        I worried too about whether or not some I knew were still alive.  I sat near my sis in law as she wondered if she would even have a home left to go back to (fortunately she did).  We waited to get word from Grandma and Grandpa as we were unable to get through to their phone lines (and had heard already reports of it hitting not all that far from them.)  I wondered if Cody's work was even still there (again.. it was not all that far from the damage)  The more things unfolded.. the more heartache (and worry for those I had not yet heard from) there was.  There is so much more I could say about that night, but suffice it to say, so much had changed for so many in just a few minutes. 

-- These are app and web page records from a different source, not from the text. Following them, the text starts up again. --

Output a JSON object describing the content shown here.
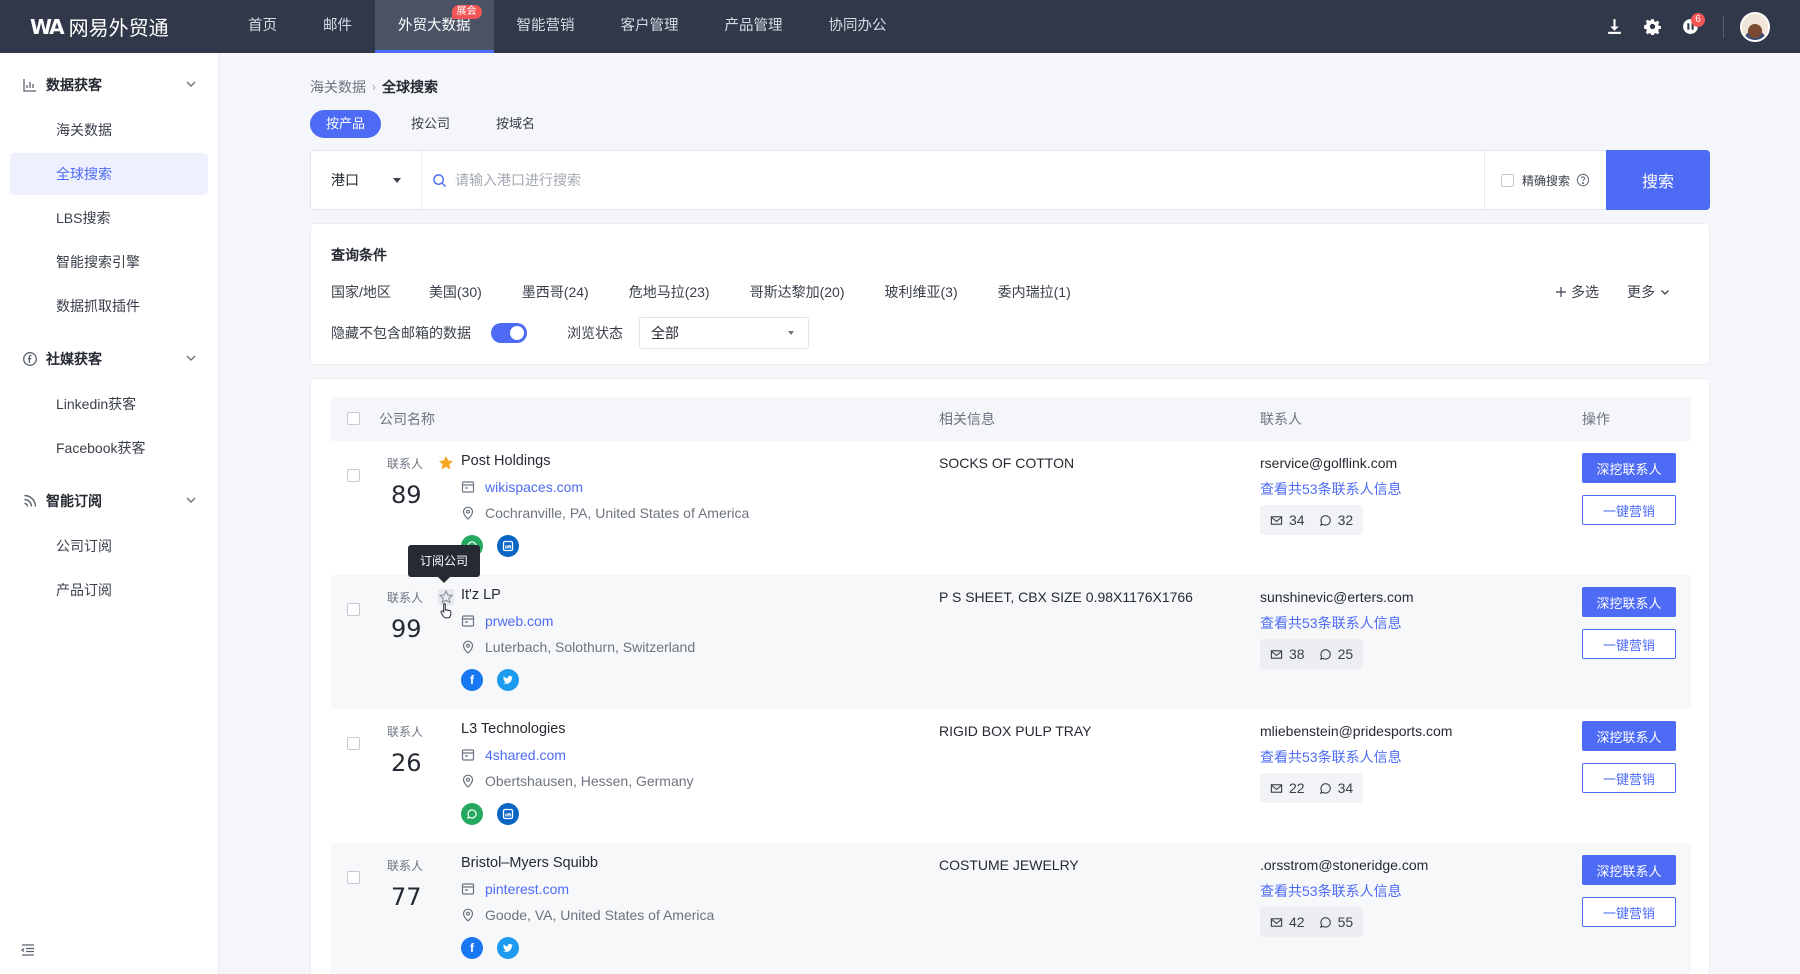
{
  "app": {
    "logo_mark": "WA",
    "logo_text": "网易外贸通"
  },
  "nav": {
    "items": [
      {
        "label": "首页"
      },
      {
        "label": "邮件"
      },
      {
        "label": "外贸大数据",
        "badge": "展会",
        "active": true
      },
      {
        "label": "智能营销"
      },
      {
        "label": "客户管理"
      },
      {
        "label": "产品管理"
      },
      {
        "label": "协同办公"
      }
    ],
    "notify_count": "6"
  },
  "sidebar": {
    "groups": [
      {
        "title": "数据获客",
        "icon": "bar-chart-icon",
        "items": [
          "海关数据",
          "全球搜索",
          "LBS搜索",
          "智能搜索引擎",
          "数据抓取插件"
        ]
      },
      {
        "title": "社媒获客",
        "icon": "social-icon",
        "items": [
          "Linkedin获客",
          "Facebook获客"
        ]
      },
      {
        "title": "智能订阅",
        "icon": "rss-icon",
        "items": [
          "公司订阅",
          "产品订阅"
        ]
      }
    ],
    "active_item": "全球搜索"
  },
  "breadcrumb": {
    "parent": "海关数据",
    "current": "全球搜索"
  },
  "search_tabs": [
    "按产品",
    "按公司",
    "按域名"
  ],
  "search": {
    "scope": "港口",
    "placeholder": "请输入港口进行搜索",
    "exact_label": "精确搜索",
    "button": "搜索"
  },
  "filters": {
    "title": "查询条件",
    "country_label": "国家/地区",
    "countries": [
      "美国(30)",
      "墨西哥(24)",
      "危地马拉(23)",
      "哥斯达黎加(20)",
      "玻利维亚(3)",
      "委内瑞拉(1)"
    ],
    "multi_label": "多选",
    "more_label": "更多",
    "hide_no_email_label": "隐藏不包含邮箱的数据",
    "hide_no_email_on": true,
    "browse_status_label": "浏览状态",
    "browse_status_value": "全部"
  },
  "table": {
    "headers": {
      "company": "公司名称",
      "info": "相关信息",
      "contact": "联系人",
      "action": "操作"
    },
    "contact_label": "联系人",
    "view_all_label": "查看共53条联系人信息",
    "dig_label": "深挖联系人",
    "marketing_label": "一键营销",
    "rows": [
      {
        "count": "89",
        "starred": true,
        "company": "Post Holdings",
        "site": "wikispaces.com",
        "address": "Cochranville, PA, United States of America",
        "socials": [
          "whatsapp",
          "linkedin"
        ],
        "product": "SOCKS OF COTTON",
        "email": "rservice@golflink.com",
        "mail_count": "34",
        "wa_count": "32"
      },
      {
        "count": "99",
        "starred": false,
        "company": "It'z LP",
        "site": "prweb.com",
        "address": "Luterbach, Solothurn, Switzerland",
        "socials": [
          "facebook",
          "twitter"
        ],
        "product": "P S SHEET, CBX SIZE 0.98X1176X1766",
        "email": "sunshinevic@erters.com",
        "mail_count": "38",
        "wa_count": "25"
      },
      {
        "count": "26",
        "starred": false,
        "company": "L3 Technologies",
        "site": "4shared.com",
        "address": "Obertshausen, Hessen, Germany",
        "socials": [
          "whatsapp",
          "linkedin"
        ],
        "product": "RIGID BOX PULP TRAY",
        "email": "mliebenstein@pridesports.com",
        "mail_count": "22",
        "wa_count": "34"
      },
      {
        "count": "77",
        "starred": false,
        "company": "Bristol–Myers Squibb",
        "site": "pinterest.com",
        "address": "Goode, VA, United States of America",
        "socials": [
          "facebook",
          "twitter"
        ],
        "product": "COSTUME JEWELRY",
        "email": ".orsstrom@stoneridge.com",
        "mail_count": "42",
        "wa_count": "55"
      }
    ]
  },
  "tooltip": "订阅公司",
  "colors": {
    "primary": "#4e6bf5",
    "topbar": "#303849",
    "badge": "#f25555",
    "star": "#f5a623"
  }
}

     Since then, my heart continues to ache with each tragic story conveyed (either on the news or from friends who worked that night, or friends who were there when it hit).  I got to help out one day with my nursing school at a triage center. There are so many more stories from people I talked to that day that just overwhelmed me.  We had many different supplies at that center as well.  I watched several people walk past kind of looking at everything. I went and talked to them, asking what I could get for them.  Many of them broke down, overwhelmed that they could get some of the very basic things they needed, for free. Some just needed a hug, a shoulder to cry on, and someone to tell their story to.  Again, there is more I could say about that day too. 

    Later in the week I went with my sister (from Tennessee) who had driven up a van full of supplies that had been donated mostly from her husband's unit. We were able to drop things off and stay and help at some of the drop off points.  We drove past some of the main damage areas to get to some of the drop off was so overwhelming to see such things (and surreal to see places I had gone just the day prior to the tornado completely gone).   The pictures truly can't give you a full picture of how horrendous the damage was.  It's unreal to be able to see for miles and miles in the middle of Joplin (and to see miles and miles of nothing but "debris"). 

     Another day I went and did assessments with our church (to get work orders ready for when all the volunteers that are scheduled to come get here).  We drove past the stake center to get to our assigned street.  Again, it was just so overwhelming to see the destruction, and to really struggle to even recognize an area that was once so familiar.  As we did our assessments, one guy told us they had found a hand during cleanup (and his house received very minor damage, mostly just some trees that needed cut up.)  It's just all so sad.   However, you also really saw neighbor helping neighbor.

      So many expressed condolences for our stake center (as it was just down the street from them) and concern if there had been any losses (as another nearby church had unfortunately lost several who had been inside)  We were fortunate that all were okay there.  In fact, it was announced on church Sunday that our members were accounted for and although there were a couple of injuries and many homes lost, there were none lost.  Likewise, our nursing students were all accounted for as well. (again, several who lost homes and had amazingly survived in those same homes) but all were well.  You see so many photos of homes with just one tiny area left standing (as the case with some of my friends and the stake center) where people say amazingly they were in that one tiny area that was barely left standing. While there are so many heartbreaking stories as well, it's heartwarming to hear of those times where there was divine protection. It all makes me appreciate even more the things I am blessed to have.  (Oh, and on a side note they also announced Sunday that the stake center will be rebuilt by December 2012!  For now the two Joplin wards are meeting at our building in Carthage..such a good thing they expanded it a few years back!) 

     On a happy note, the highlight of my week was Ansel's preschool graduation. It had to be one of the most adorable things I've seen! Watching them all do their cute little songs in little caps and gowns was just priceless.  As one friend stated, it was a "beautiful distraction" from the week.  So I will leave you with a picture of that beautiful distraction of such an overwhelming week.